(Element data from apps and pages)
____________________

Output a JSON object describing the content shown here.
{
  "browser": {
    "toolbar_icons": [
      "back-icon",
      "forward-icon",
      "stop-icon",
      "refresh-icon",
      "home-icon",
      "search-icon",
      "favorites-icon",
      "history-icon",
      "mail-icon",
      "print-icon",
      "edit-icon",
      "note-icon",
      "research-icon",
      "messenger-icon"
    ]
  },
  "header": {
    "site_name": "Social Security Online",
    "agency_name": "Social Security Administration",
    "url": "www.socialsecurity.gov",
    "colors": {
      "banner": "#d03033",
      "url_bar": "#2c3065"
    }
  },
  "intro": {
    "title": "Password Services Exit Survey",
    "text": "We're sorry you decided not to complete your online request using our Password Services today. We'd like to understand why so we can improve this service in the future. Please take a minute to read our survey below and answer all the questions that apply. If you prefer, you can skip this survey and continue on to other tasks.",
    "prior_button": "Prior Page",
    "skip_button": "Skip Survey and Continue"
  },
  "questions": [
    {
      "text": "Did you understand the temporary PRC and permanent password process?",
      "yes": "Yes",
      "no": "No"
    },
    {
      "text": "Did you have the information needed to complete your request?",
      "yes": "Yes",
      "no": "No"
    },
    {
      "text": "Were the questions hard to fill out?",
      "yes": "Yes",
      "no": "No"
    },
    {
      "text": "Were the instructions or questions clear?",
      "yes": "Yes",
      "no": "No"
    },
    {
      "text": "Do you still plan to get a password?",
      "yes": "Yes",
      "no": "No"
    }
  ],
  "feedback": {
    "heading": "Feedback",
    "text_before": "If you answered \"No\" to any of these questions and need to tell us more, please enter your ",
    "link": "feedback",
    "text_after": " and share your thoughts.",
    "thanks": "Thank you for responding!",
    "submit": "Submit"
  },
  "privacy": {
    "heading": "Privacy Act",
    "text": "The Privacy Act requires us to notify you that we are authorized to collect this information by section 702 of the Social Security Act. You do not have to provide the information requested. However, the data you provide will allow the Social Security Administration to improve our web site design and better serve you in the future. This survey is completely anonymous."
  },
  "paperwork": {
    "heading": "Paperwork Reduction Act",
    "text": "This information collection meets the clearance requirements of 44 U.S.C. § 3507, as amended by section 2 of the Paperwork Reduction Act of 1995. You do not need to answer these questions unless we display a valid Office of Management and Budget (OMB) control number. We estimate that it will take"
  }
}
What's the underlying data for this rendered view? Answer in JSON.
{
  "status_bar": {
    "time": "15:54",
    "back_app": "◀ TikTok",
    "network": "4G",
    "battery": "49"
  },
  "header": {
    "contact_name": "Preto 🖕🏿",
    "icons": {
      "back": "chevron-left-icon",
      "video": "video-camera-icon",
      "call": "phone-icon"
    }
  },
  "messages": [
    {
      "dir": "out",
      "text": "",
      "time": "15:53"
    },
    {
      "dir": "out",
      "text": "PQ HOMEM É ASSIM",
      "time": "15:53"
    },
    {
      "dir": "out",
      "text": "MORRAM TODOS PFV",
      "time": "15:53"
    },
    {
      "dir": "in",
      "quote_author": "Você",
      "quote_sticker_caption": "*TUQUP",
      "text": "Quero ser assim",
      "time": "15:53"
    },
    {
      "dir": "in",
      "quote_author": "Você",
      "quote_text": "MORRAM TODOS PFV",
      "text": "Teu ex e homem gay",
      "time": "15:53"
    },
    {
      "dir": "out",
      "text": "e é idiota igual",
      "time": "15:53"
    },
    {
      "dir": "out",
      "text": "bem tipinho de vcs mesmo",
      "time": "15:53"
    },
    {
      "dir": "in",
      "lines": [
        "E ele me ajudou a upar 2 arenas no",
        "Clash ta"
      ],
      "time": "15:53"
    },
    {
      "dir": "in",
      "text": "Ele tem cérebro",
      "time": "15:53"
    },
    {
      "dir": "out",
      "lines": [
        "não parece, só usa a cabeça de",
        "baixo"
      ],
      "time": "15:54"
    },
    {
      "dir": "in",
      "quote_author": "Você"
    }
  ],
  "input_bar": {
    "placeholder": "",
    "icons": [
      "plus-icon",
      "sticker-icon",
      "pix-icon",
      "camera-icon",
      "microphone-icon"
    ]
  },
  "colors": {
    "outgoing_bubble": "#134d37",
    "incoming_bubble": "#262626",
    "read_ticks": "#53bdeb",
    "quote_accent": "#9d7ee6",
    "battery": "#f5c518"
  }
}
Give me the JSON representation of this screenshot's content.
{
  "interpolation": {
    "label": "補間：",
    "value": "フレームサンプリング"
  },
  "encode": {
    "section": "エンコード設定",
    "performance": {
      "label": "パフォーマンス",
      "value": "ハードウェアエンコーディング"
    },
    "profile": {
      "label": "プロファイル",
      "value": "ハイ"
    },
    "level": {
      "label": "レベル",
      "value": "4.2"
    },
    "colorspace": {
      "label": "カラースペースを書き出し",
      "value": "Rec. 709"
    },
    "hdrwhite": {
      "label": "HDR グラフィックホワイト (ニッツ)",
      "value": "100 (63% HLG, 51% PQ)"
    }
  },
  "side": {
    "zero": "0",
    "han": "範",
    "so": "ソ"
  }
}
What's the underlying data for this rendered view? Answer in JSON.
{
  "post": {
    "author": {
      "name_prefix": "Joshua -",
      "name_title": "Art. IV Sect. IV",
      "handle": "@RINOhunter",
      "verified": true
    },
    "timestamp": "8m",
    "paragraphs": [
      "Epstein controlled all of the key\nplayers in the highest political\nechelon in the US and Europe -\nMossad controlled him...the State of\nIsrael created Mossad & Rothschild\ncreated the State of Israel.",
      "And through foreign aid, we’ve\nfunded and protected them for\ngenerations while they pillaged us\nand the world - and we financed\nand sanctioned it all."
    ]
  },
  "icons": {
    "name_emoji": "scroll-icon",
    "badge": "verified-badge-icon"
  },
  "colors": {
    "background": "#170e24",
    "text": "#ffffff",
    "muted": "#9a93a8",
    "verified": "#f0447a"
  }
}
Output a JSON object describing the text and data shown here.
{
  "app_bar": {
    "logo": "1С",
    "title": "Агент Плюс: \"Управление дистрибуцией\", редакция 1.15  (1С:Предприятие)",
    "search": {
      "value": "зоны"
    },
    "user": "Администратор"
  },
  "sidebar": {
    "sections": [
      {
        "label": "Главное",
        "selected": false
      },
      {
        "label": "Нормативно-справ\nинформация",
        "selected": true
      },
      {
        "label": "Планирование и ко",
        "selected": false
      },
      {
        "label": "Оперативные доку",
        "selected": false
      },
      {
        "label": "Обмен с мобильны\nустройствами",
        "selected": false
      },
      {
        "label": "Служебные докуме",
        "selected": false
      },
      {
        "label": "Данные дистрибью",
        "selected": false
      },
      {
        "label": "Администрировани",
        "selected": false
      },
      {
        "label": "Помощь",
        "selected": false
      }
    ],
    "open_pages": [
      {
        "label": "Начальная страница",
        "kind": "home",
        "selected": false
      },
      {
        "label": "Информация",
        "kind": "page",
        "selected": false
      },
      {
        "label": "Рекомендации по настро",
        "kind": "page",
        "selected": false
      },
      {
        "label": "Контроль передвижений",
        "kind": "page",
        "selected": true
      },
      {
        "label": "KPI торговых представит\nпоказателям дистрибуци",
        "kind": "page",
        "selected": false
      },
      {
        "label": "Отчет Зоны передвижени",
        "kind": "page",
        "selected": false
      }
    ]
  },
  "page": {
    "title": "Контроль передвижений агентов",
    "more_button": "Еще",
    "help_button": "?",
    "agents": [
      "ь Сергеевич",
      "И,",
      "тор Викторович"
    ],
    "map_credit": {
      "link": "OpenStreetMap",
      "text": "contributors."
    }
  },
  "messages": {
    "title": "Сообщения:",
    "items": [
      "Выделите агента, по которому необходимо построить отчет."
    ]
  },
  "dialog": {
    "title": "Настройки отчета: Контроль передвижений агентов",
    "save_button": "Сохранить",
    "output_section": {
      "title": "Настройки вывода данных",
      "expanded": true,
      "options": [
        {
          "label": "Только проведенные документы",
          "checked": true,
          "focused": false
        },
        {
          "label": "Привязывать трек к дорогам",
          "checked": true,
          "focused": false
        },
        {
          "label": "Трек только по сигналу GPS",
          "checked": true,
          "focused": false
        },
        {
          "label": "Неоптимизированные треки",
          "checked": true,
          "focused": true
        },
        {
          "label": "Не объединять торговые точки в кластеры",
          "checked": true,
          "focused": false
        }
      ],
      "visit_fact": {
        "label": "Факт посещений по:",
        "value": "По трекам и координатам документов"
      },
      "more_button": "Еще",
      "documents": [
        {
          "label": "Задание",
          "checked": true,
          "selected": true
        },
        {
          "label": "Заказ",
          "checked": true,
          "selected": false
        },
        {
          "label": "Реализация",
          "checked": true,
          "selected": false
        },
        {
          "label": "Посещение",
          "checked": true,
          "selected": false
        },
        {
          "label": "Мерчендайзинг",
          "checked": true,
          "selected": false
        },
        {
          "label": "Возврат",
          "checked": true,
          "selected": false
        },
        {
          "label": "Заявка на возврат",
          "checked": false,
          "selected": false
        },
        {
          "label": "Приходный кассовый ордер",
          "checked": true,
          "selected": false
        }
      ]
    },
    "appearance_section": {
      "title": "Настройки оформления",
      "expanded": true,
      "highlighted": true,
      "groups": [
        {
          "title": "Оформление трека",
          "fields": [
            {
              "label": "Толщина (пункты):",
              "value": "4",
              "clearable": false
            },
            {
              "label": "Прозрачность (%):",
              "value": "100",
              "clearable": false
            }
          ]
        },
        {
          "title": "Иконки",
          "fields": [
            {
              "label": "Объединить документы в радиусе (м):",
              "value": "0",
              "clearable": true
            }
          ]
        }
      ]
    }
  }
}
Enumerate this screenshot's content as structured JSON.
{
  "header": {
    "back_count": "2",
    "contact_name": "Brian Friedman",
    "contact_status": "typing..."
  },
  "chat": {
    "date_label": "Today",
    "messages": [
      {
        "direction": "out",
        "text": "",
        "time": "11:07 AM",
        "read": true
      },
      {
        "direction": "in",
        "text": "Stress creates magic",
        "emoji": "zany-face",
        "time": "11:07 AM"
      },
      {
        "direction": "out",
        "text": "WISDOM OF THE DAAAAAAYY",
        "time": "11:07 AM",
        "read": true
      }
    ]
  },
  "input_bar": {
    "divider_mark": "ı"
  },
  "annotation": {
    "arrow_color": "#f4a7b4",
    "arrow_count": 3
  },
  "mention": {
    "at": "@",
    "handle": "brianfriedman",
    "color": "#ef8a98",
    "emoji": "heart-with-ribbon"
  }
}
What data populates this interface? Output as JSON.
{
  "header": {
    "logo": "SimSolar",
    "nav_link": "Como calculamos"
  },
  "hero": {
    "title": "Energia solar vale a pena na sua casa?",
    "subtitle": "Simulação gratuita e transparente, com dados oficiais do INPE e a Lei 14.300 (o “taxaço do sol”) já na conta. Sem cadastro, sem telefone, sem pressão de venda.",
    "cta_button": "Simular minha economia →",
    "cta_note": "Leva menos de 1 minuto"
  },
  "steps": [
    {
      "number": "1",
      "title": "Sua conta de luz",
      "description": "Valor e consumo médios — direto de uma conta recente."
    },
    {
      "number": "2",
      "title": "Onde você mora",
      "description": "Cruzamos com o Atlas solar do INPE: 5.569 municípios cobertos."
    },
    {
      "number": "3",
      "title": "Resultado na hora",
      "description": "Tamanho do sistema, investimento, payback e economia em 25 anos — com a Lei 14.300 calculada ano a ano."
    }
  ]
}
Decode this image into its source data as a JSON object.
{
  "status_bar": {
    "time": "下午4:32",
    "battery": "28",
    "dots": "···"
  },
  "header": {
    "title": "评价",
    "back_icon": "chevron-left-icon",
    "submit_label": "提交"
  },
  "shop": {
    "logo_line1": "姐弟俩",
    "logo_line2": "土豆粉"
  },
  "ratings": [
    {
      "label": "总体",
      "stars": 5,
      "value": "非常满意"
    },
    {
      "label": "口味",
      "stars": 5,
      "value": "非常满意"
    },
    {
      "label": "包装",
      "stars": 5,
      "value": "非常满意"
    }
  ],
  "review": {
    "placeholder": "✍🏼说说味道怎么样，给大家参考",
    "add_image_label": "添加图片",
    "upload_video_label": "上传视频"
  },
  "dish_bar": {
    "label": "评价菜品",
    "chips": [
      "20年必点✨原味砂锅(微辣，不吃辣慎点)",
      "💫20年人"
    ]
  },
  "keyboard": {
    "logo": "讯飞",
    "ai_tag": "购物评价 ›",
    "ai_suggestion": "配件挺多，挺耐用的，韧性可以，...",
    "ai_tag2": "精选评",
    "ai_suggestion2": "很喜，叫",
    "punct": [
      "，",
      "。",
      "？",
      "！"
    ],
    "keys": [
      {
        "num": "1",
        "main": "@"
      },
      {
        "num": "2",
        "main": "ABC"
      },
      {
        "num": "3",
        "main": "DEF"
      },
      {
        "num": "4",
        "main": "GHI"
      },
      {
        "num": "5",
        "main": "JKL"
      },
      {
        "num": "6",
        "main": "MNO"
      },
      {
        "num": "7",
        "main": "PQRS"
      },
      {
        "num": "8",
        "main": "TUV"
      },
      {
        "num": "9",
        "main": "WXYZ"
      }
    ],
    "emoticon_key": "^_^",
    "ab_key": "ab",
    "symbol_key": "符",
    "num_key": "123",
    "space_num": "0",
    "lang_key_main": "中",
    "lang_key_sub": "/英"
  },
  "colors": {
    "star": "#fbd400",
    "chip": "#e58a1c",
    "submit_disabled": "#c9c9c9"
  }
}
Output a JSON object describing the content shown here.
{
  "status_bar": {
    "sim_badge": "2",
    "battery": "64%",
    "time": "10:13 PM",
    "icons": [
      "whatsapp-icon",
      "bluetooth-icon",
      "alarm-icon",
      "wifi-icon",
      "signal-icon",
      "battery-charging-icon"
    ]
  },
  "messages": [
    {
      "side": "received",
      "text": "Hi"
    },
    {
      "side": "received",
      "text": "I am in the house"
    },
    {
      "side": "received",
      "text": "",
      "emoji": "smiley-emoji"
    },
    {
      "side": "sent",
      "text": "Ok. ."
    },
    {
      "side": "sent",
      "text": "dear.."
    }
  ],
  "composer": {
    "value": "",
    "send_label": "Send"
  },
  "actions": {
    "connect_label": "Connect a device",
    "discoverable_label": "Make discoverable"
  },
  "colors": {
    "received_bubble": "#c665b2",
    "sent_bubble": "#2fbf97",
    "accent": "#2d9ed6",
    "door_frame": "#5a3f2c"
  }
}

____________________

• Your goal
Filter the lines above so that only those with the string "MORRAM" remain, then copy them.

• Task output
      "text": "MORRAM TODOS PFV",
      "quote_text": "MORRAM TODOS PFV",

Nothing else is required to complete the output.